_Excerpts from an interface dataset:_
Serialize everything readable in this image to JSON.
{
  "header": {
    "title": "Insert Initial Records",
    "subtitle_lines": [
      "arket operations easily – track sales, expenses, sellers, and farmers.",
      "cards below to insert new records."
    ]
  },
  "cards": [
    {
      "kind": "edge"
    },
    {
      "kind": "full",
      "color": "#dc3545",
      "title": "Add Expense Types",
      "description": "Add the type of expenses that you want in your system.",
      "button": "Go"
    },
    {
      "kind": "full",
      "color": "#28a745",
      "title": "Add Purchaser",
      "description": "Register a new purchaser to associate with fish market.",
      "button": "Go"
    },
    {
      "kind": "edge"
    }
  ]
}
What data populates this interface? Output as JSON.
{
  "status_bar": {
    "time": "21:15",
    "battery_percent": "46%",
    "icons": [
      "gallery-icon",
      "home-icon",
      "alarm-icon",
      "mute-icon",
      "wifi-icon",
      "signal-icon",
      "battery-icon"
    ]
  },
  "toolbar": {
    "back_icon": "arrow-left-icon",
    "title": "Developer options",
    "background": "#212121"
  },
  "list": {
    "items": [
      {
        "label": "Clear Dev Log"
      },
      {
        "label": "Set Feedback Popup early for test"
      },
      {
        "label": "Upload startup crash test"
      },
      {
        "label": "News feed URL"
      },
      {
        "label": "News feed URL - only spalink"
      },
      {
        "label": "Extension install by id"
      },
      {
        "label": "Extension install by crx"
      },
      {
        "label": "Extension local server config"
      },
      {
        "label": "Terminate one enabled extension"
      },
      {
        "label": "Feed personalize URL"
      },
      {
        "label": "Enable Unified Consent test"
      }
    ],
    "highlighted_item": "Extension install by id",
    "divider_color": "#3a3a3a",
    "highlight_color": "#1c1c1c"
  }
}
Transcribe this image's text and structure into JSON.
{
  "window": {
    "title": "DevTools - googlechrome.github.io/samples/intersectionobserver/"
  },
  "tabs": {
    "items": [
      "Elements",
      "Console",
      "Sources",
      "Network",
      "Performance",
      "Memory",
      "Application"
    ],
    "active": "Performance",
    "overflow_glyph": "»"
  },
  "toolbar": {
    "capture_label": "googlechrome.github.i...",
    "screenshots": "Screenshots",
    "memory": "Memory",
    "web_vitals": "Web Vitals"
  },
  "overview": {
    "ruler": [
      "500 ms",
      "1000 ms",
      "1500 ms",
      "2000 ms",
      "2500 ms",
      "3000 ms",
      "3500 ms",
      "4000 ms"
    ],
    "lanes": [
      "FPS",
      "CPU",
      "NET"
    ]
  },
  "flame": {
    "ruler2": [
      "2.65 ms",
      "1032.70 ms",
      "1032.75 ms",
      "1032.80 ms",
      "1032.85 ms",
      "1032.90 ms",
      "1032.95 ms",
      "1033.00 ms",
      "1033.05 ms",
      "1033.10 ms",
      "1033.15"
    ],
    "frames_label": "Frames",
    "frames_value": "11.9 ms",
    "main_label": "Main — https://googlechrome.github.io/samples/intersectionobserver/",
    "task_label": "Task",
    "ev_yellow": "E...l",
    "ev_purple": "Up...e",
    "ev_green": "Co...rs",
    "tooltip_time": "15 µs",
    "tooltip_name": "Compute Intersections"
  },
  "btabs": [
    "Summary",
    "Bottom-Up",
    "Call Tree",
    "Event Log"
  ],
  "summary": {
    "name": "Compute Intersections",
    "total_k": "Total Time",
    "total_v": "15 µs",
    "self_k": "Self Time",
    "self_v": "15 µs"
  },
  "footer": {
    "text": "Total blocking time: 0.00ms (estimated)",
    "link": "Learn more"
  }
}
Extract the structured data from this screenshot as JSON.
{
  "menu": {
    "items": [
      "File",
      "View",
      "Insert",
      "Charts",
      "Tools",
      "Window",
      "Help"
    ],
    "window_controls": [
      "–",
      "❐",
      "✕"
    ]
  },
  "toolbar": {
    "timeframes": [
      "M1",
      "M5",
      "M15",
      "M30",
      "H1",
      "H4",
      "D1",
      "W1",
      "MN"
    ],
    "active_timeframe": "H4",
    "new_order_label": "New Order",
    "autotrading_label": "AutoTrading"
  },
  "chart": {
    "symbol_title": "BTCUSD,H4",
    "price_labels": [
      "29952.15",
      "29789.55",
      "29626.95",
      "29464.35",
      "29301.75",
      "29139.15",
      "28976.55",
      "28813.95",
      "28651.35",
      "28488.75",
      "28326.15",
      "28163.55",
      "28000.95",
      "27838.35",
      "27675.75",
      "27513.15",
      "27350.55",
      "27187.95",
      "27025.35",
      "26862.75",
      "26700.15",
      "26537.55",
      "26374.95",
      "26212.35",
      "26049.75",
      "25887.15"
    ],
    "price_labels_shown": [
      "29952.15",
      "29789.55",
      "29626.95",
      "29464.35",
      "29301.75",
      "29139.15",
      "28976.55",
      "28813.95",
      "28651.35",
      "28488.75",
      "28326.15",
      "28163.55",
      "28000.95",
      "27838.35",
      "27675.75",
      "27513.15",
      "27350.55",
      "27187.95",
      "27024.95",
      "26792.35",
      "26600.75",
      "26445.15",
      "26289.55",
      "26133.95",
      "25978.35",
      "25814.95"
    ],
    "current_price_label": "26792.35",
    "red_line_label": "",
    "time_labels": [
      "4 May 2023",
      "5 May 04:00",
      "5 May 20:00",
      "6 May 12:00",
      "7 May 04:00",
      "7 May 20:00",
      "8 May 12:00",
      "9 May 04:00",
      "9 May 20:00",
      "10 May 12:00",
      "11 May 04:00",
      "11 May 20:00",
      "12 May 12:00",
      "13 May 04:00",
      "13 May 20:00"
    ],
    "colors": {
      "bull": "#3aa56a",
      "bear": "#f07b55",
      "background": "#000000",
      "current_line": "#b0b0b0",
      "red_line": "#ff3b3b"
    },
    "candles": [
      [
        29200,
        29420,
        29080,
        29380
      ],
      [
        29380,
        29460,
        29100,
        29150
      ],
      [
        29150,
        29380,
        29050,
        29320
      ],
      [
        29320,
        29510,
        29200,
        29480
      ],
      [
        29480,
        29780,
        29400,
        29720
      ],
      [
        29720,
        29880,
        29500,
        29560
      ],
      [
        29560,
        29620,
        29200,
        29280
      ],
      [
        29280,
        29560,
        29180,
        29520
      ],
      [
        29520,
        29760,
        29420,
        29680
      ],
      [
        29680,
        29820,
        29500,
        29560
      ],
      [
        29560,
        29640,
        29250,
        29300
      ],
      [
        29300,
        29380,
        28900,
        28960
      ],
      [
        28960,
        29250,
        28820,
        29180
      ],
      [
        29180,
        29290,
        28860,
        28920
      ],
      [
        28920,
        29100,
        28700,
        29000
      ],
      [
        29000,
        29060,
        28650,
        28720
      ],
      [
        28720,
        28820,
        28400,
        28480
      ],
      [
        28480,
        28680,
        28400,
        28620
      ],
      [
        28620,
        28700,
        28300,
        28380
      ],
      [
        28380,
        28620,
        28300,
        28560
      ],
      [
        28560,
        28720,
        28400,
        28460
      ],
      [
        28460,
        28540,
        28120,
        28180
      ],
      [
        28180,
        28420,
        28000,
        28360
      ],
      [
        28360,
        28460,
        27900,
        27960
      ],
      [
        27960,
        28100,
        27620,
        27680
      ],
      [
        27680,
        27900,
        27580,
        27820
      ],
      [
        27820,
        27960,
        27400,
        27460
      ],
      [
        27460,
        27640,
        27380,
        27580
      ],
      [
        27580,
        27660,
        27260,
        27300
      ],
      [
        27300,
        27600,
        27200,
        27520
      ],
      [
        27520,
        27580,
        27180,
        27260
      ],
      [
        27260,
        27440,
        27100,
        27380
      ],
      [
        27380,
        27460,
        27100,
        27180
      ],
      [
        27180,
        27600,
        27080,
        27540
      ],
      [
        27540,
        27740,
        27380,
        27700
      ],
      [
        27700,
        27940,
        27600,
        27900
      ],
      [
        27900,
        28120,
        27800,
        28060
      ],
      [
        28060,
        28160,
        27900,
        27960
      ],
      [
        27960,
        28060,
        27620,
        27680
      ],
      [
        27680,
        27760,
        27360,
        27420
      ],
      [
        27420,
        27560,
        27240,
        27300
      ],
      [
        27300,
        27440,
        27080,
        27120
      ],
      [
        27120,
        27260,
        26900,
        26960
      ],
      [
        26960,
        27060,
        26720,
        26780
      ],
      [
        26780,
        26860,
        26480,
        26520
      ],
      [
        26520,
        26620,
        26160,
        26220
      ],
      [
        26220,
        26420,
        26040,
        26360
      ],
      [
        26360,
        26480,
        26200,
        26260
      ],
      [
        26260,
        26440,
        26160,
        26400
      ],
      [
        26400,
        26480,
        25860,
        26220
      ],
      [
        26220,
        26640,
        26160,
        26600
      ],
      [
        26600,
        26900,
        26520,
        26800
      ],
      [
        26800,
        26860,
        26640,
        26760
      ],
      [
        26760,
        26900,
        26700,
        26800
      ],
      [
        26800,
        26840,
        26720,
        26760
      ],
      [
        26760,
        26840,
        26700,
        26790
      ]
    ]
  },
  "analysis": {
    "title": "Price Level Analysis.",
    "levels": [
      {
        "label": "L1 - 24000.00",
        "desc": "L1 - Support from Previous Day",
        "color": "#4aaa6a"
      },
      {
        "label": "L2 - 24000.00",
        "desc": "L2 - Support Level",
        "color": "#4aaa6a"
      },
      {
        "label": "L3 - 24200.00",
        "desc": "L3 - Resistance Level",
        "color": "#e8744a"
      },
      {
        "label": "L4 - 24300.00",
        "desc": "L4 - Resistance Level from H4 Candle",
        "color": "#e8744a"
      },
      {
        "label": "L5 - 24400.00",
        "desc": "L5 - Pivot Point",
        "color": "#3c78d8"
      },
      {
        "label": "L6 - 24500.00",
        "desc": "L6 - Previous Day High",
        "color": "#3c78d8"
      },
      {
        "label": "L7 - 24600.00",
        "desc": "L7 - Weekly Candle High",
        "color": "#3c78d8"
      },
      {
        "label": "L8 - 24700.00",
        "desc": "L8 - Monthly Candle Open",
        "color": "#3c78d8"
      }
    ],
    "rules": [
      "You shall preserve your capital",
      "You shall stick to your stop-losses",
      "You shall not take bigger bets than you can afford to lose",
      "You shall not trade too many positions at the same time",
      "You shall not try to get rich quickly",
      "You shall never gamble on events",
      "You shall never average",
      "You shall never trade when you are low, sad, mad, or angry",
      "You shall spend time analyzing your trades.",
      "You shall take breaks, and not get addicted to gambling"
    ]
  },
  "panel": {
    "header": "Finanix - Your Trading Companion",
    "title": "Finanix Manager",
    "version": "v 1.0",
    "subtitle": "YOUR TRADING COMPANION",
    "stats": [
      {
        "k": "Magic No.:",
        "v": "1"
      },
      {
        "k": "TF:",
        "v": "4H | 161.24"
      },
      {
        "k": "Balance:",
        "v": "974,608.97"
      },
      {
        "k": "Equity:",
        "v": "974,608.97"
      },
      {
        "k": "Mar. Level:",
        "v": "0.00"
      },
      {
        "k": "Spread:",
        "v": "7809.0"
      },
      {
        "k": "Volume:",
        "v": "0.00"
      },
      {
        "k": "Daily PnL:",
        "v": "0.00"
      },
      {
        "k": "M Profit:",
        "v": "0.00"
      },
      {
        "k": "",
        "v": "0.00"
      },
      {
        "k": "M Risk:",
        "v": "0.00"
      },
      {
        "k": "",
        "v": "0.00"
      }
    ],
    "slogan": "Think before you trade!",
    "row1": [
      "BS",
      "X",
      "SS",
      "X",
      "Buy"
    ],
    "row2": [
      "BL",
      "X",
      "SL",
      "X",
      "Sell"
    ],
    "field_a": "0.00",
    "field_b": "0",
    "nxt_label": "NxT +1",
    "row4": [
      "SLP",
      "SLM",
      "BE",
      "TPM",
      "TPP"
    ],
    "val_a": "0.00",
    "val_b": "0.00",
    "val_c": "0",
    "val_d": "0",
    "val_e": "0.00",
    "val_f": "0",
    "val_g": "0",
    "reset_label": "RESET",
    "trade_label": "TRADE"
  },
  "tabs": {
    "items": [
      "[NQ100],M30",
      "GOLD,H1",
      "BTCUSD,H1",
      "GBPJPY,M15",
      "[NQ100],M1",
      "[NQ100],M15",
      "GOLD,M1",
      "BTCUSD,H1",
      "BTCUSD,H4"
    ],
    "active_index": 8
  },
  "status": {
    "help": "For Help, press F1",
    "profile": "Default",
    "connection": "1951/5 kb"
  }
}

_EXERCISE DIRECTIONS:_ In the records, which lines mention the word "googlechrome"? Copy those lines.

_ANSWER TO THE PROBLEM:_
    "title": "DevTools - googlechrome.github.io/samples/intersectionobserver/"
    "capture_label": "googlechrome.github.i...",
    "main_label": "Main — https://googlechrome.github.io/samples/intersectionobserver/",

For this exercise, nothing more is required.